RECORDS FOR THIS TASK START
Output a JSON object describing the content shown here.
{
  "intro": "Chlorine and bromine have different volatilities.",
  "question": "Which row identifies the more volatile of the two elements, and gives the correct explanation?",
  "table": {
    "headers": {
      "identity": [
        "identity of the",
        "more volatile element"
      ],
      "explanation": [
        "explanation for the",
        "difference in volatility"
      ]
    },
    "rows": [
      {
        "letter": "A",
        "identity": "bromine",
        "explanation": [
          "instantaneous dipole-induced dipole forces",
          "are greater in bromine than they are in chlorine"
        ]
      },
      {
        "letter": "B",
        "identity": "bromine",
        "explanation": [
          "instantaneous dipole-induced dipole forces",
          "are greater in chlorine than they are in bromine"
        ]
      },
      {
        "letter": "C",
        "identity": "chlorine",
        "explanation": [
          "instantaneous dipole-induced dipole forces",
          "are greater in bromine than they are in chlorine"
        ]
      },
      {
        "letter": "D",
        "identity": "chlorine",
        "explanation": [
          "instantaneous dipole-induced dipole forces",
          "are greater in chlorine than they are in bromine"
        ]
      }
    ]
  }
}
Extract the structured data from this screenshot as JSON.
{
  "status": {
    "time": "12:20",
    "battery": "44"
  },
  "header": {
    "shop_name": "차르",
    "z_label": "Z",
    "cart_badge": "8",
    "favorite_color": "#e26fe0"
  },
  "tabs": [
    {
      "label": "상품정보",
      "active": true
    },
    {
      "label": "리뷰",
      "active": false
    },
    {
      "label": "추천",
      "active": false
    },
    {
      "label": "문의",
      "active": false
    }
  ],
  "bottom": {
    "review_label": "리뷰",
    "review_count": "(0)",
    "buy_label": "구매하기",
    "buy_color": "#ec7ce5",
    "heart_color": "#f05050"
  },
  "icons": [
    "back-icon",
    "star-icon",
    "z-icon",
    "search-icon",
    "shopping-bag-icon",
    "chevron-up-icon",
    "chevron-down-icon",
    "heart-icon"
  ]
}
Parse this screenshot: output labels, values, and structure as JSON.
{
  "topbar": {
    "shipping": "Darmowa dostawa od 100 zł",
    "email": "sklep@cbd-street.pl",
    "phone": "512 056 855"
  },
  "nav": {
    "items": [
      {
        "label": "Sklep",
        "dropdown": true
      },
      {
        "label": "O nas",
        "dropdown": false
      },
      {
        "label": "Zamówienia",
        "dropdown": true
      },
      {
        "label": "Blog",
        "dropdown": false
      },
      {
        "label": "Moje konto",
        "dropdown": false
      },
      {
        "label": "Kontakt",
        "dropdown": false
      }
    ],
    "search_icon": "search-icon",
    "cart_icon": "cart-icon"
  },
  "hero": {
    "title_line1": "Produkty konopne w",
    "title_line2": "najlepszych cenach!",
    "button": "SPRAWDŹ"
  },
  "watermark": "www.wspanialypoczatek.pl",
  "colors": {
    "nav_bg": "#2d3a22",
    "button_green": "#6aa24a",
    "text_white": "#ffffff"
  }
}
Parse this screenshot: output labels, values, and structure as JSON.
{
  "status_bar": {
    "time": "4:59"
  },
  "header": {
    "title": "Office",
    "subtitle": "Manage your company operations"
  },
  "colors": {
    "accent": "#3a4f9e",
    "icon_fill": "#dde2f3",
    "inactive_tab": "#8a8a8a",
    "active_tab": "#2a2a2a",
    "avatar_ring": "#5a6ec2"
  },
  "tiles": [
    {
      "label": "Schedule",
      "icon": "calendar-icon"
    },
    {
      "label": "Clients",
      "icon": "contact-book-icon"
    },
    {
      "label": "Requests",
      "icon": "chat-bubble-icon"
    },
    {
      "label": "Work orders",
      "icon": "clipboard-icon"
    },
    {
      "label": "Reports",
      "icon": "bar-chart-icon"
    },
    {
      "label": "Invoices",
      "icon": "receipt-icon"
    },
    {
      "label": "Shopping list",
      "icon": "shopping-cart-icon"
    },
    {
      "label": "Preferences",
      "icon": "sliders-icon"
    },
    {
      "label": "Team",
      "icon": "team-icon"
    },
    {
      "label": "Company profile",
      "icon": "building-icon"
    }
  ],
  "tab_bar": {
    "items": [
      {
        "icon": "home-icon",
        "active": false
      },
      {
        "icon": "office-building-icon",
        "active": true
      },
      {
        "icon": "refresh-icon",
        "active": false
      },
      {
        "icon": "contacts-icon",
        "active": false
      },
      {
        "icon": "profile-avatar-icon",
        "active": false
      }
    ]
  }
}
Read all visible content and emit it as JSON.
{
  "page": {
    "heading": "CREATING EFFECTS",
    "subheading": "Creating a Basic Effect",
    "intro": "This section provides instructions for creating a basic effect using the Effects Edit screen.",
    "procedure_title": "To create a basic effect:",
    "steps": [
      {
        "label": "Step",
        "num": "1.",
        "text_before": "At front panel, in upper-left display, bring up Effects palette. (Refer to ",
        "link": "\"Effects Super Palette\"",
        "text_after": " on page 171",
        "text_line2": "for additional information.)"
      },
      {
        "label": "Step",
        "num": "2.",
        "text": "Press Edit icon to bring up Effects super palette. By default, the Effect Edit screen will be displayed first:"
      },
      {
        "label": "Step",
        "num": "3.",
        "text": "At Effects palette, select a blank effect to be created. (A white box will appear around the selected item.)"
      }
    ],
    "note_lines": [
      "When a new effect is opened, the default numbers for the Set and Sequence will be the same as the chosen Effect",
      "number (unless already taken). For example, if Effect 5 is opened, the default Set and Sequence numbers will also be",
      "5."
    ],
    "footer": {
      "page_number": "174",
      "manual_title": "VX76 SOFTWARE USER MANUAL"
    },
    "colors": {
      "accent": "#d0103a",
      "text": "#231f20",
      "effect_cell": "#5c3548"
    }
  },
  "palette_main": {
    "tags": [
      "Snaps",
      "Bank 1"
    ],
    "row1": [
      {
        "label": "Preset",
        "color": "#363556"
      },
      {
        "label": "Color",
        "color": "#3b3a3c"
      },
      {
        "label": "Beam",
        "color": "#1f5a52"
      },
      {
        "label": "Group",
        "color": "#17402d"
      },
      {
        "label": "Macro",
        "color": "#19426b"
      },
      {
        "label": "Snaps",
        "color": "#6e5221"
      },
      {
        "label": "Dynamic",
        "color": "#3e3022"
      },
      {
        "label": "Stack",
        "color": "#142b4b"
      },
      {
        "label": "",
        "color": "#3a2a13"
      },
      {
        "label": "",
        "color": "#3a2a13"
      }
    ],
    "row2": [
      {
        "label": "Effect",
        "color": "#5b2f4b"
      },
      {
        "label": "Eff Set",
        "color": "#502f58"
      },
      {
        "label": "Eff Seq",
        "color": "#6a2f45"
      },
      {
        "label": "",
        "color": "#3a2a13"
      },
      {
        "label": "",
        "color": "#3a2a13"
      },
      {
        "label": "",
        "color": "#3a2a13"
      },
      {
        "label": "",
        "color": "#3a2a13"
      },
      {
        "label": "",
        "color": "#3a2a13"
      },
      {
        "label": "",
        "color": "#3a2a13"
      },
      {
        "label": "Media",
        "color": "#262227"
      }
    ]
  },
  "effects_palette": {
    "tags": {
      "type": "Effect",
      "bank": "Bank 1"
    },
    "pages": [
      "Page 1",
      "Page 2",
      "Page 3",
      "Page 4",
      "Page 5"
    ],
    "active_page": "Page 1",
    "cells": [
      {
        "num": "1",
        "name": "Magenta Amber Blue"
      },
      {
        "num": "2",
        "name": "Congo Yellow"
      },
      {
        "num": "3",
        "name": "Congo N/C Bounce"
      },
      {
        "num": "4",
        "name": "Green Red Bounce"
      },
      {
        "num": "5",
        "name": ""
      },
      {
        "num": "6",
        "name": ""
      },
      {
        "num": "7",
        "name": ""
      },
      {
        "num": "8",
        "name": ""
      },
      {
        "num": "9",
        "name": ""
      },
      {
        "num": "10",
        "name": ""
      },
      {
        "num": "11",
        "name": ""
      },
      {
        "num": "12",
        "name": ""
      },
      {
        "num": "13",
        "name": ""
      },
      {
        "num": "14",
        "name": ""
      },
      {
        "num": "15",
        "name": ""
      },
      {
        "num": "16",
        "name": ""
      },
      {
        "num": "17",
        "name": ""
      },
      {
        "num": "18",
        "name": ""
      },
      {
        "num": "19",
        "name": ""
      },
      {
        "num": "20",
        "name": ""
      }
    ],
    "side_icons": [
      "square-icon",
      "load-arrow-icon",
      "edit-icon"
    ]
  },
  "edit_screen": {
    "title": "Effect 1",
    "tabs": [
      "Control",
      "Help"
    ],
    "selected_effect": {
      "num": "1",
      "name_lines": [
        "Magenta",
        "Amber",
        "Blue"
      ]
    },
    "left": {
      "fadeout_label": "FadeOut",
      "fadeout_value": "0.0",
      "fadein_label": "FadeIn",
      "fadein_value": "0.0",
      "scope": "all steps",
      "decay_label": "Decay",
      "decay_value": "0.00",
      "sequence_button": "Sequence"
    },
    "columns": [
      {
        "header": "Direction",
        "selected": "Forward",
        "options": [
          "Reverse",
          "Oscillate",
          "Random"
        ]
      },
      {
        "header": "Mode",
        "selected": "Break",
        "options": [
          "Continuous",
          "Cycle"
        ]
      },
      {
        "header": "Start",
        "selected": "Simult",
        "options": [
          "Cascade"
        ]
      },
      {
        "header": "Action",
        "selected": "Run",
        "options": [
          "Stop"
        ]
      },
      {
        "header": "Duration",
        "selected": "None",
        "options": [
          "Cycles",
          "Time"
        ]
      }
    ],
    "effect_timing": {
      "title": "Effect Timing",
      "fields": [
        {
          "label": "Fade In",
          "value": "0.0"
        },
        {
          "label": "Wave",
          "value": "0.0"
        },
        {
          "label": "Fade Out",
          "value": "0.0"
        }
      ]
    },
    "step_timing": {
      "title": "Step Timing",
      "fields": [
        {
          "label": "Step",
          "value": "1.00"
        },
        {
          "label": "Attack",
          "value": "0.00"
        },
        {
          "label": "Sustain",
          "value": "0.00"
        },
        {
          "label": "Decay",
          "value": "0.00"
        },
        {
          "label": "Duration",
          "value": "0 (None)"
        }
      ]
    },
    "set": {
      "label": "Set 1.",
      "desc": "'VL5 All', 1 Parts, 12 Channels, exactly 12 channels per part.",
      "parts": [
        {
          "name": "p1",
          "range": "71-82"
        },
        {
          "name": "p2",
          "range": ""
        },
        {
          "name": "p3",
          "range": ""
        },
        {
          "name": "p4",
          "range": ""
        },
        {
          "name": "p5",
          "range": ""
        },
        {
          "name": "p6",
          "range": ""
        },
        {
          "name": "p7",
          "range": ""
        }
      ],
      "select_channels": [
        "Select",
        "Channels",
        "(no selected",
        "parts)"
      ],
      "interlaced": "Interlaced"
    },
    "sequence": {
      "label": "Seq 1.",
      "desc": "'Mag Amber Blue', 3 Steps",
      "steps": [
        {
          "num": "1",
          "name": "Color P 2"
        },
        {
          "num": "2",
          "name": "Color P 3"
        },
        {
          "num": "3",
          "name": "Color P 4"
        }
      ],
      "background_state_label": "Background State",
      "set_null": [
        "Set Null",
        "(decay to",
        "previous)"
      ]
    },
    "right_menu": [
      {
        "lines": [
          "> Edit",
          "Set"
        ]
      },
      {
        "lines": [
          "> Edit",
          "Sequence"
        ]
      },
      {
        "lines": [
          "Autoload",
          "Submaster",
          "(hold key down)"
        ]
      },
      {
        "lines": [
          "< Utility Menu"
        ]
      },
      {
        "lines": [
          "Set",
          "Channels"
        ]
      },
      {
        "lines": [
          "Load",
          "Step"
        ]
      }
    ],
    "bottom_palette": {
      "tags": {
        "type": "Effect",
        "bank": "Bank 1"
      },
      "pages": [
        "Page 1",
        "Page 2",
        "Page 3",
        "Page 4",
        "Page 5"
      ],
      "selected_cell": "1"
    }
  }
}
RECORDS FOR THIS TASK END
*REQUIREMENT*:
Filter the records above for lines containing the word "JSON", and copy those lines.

*ANSWER TO THIS PROBLEM*:
Output a JSON object describing the content shown here.
Extract the structured data from this screenshot as JSON.
Parse this screenshot: output labels, values, and structure as JSON.
Parse this screenshot: output labels, values, and structure as JSON.
Read all visible content and emit it as JSON.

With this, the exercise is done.